PROBLEM REQUIREMENTS |
In the records that follow, locate every line with "pattern" and extract it.

RECORDED DATA |

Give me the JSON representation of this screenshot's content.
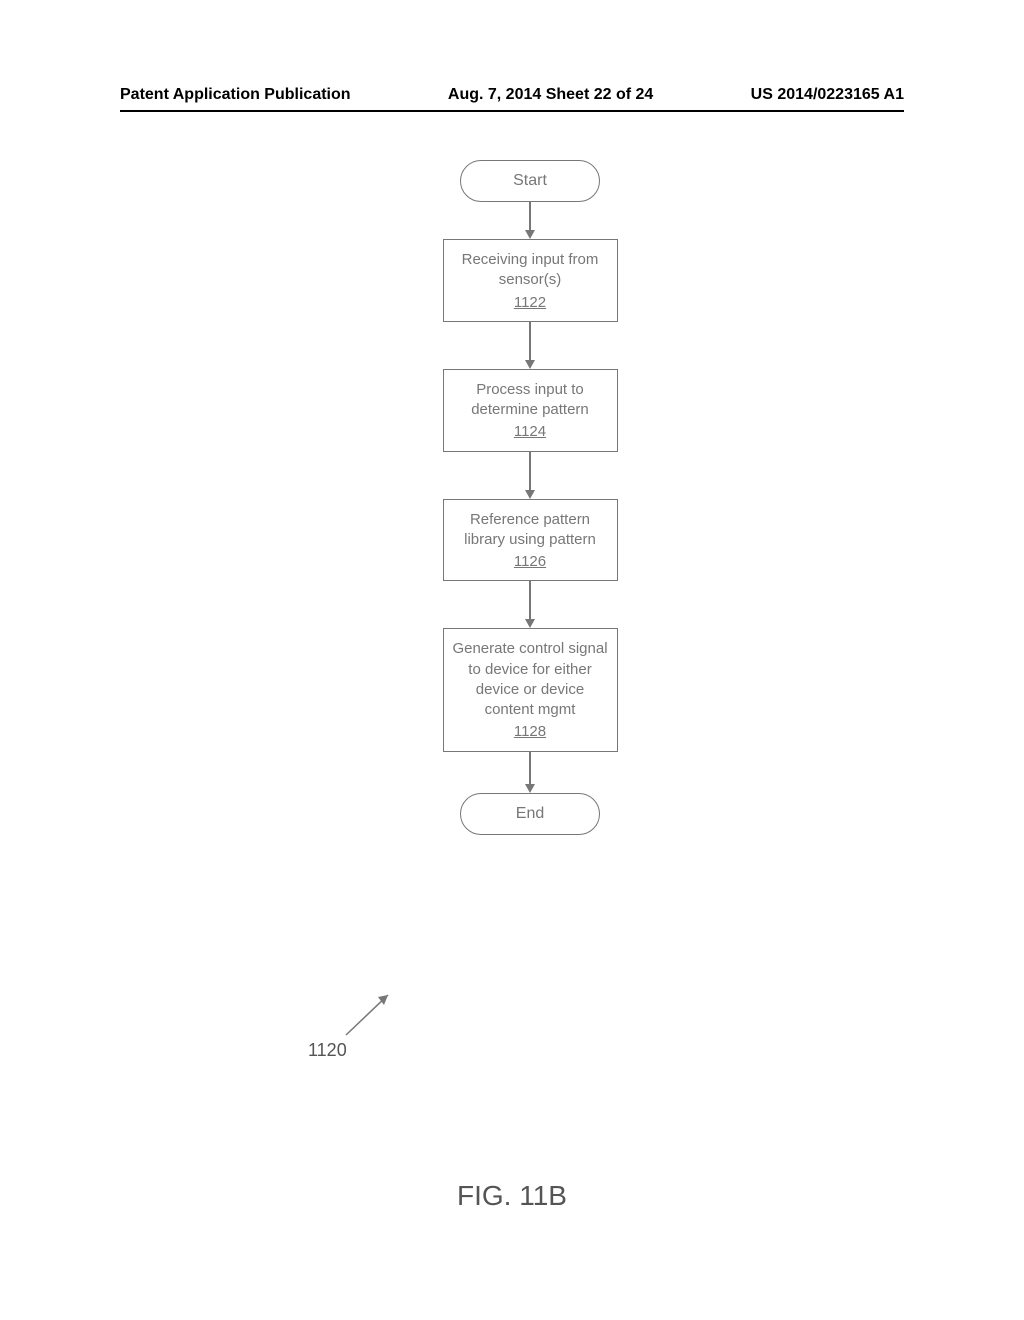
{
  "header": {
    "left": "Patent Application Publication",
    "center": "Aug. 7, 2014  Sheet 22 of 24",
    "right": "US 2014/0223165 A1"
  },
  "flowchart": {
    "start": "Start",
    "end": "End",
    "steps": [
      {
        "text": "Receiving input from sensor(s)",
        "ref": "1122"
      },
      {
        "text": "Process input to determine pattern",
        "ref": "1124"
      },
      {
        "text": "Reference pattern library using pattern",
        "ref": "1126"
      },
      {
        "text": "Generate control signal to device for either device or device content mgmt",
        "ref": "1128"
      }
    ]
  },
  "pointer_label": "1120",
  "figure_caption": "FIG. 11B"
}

WRITTEN RESPONSE |
        "text": "Process input to determine pattern",
        "text": "Reference pattern library using pattern",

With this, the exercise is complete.